# Calculating field strength of an electromagnet

I would like to build an electromagnet to accelerate electrons into a circle (a precursor to a mass spectrometer). I would like to calculate the field strength, but I don't know how because I would like to wind it out of aluminum strap salvaged from a welder, and I can only find formulas for solenoids (and I don't fully understand how the formulas are derived, and therefore can't find the formula myself). The core resembles an E core, but with a large air gap in the center leg where the electrons (and hopefully ions eventually) will pass through. The middle leg is also round, while the others are rectangular.

I can supply plans of the core if need be.

Hesch
Gold Member
I can supply plans of the core if need be.
Yes, that would be comfortable.

Generally Ampere's law is used to calculate the H-field ( also as for solenoids ):

circulation H⋅ds = N * I , where s is a circulation path.

This is the core. I would like to wind the magnet such that the maximum power I would reasonably put through it would be very close to the saturation of the core.

It is made of mild steel, and is 3" deep.
The coils go around the circular parts and will be wound with aluminum strap.
The mean path should be 16" (0.41m)
The surface are the magnet is on is 3" diameter, with a 7.07 in^2 cross section.
Each outer leg has a 3 inch cross section.
Given a saturation flux for mild steel of 1.2 Teslas, I calculate the gap could be at a maximum of 1.02 Teslas.
Since the permeability of mild steel is 1.26e-4 H/m, it should have an AL value of 5.12e-5 H/n^2
I have to measure the thickness of the aluminum, and the insulation, to determine the winding density.

Hesch
Gold Member
The cross section areas are not the same along a circulating path, so you must divide this path into pieces represented by various magnetic "resistors".

In this way you can create an electric analogy to the magnetic circuit, for example by inserting a voltage source in the airgap, representing the desired H-field
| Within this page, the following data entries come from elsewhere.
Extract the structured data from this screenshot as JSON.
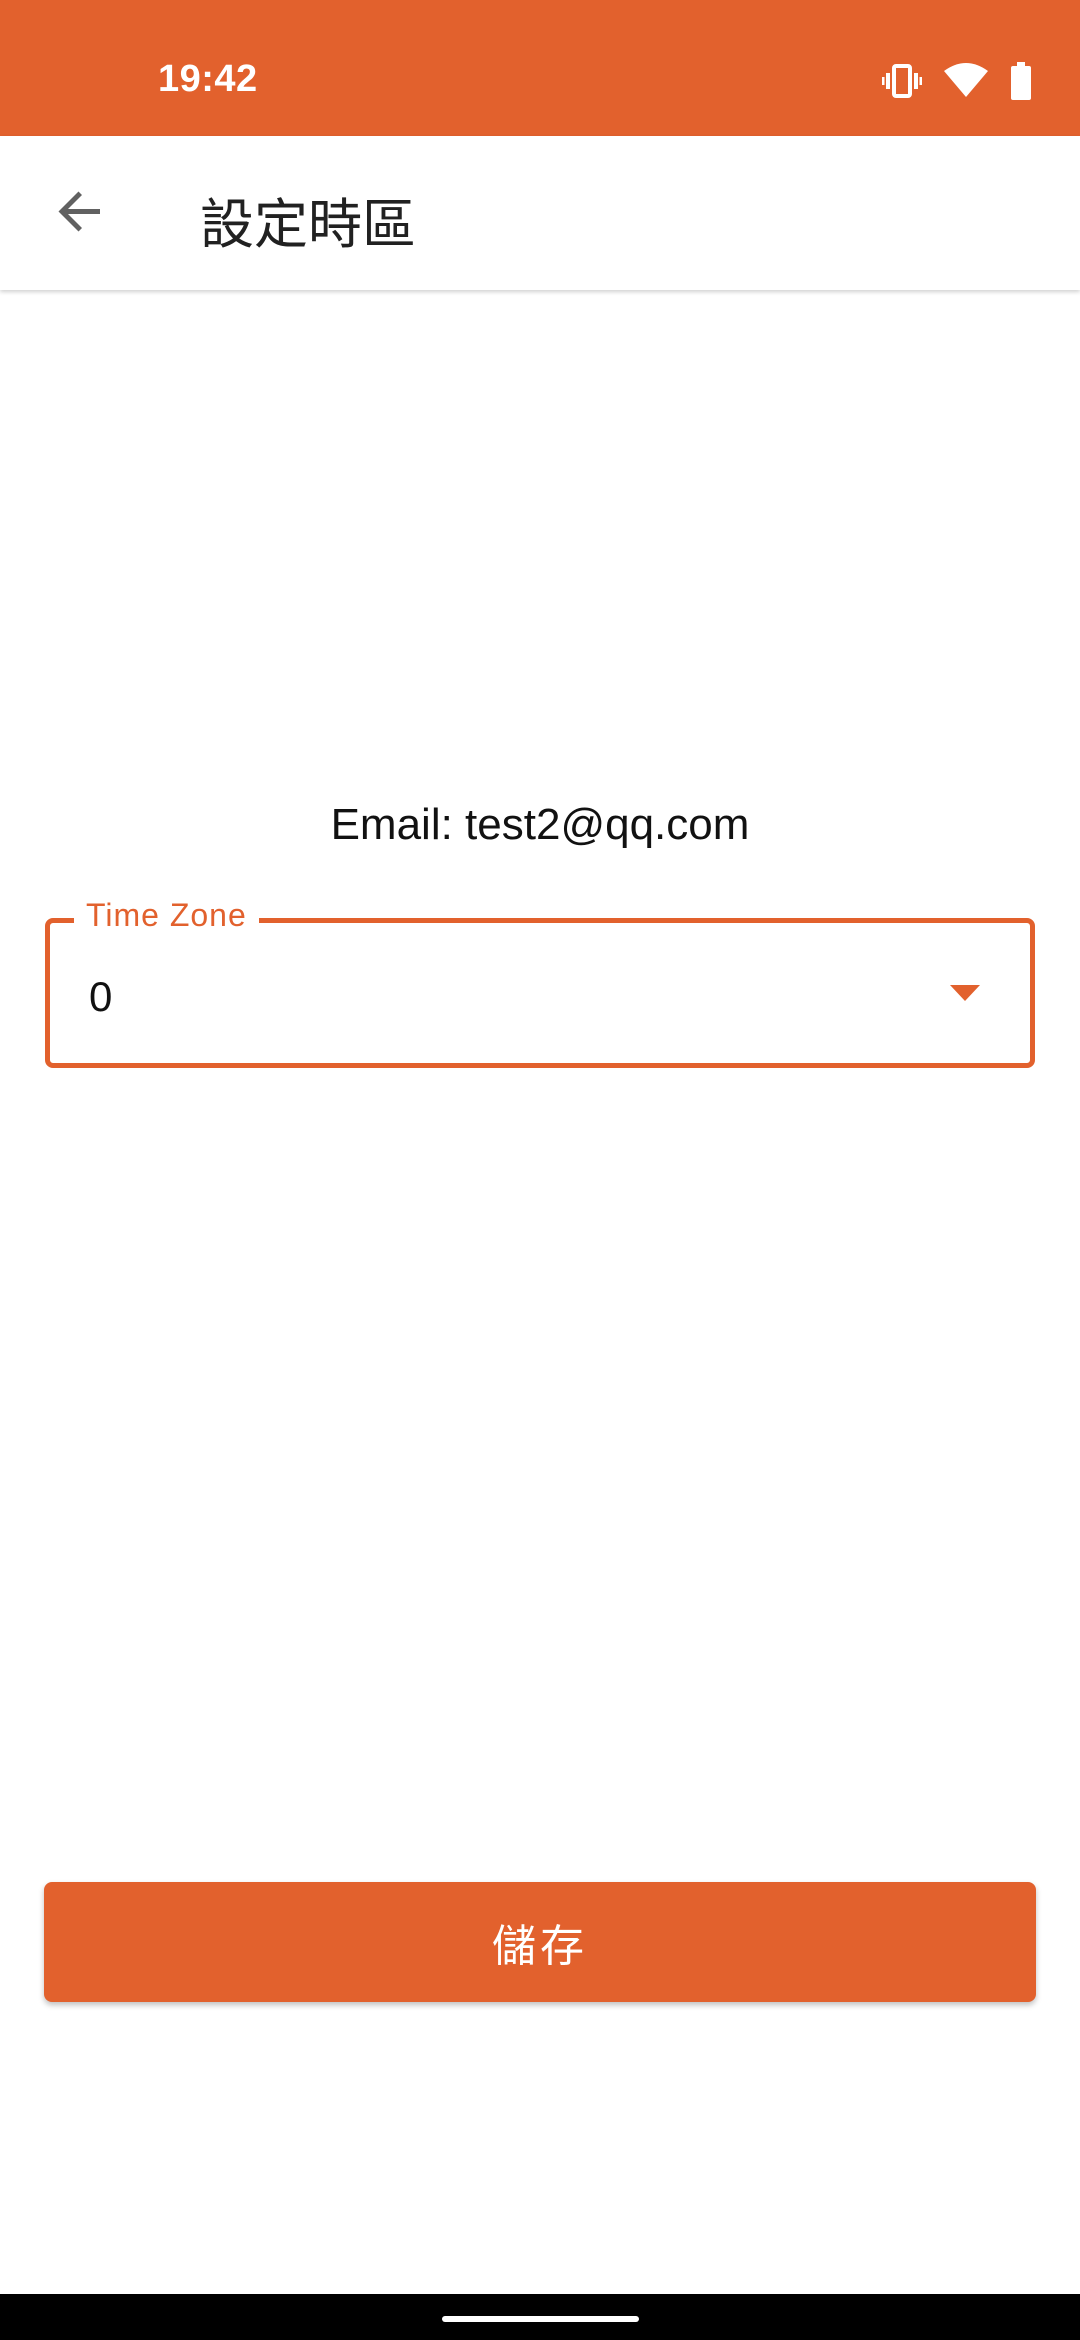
{
  "status_bar": {
    "time": "19:42",
    "icons": [
      "vibrate-icon",
      "wifi-icon",
      "battery-icon"
    ],
    "background": "#E2612D"
  },
  "app_bar": {
    "title": "設定時區",
    "back_icon": "arrow-back-icon"
  },
  "main": {
    "email_text": "Email: test2@qq.com",
    "time_zone": {
      "label": "Time Zone",
      "value": "0",
      "arrow_icon": "dropdown-arrow-icon"
    },
    "save_label": "儲存"
  },
  "colors": {
    "accent": "#E2612D",
    "text": "#111111",
    "background": "#ffffff"
  }
}
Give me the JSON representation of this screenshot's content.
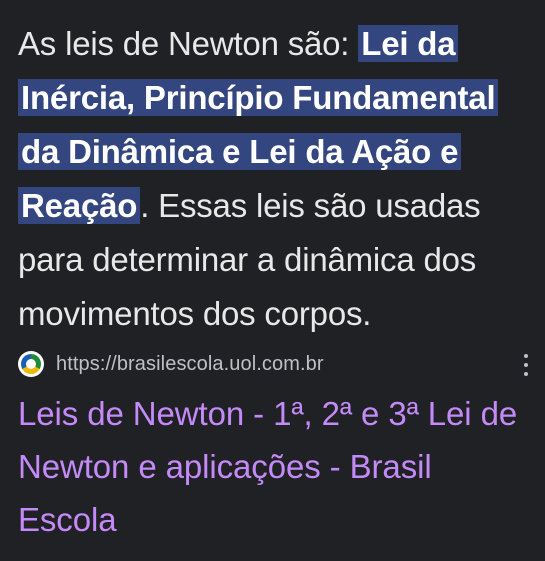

Well, the Lorentz force due to the magnetic field must be equal to the centripetal force needed to keep the electrons in a circular path. This condition is qvB = mv^2/r, where the left hand side is the lofentz force and the right side is the centripetal force. q is the electron charge, v is the velocity of the electrons (determined by your accelerating potential) B is the magnetic field strength, m is the electron mass, and r is the radius of curvature you are looking for. so B = mv^2/(qvr).

Hopefully that gets you started. The best way to generate a magnetic field is to use a Helmholtz coil configuration, which produces are fairly uniform B-field.

Hesch
Gold Member
Given a saturation flux for mild steel of 1.2 Teslas, I calculate the gap could be at a maximum of 1.02 Teslas.
The best way to generate a magnetic field is to use a Helmholtz coil configuration
I think it's very hard to generate about 1 Tesla by a Helmholtz configuration with no core.

I think it's very hard to generate about 1 Tesla by a Helmholtz configuration with no core.
Actually, it doesn't take a large magnetic field to accelerate electrons into a circular path unless the electron energy is very large.

Thank you all who have replied. I have some numbers to crunch now. I think I'll ditch the aluminum strap, knowing that winding density is important, and instead use 18awg magnet wire. (I have maybe enough for one coil).

I was thinking, since the only way I currently know of to measure beta electron energy is to use a scintillation detector, could you conceivably build a beta spectrometer with this and measure the energy distribution from a reasonably radioactive source?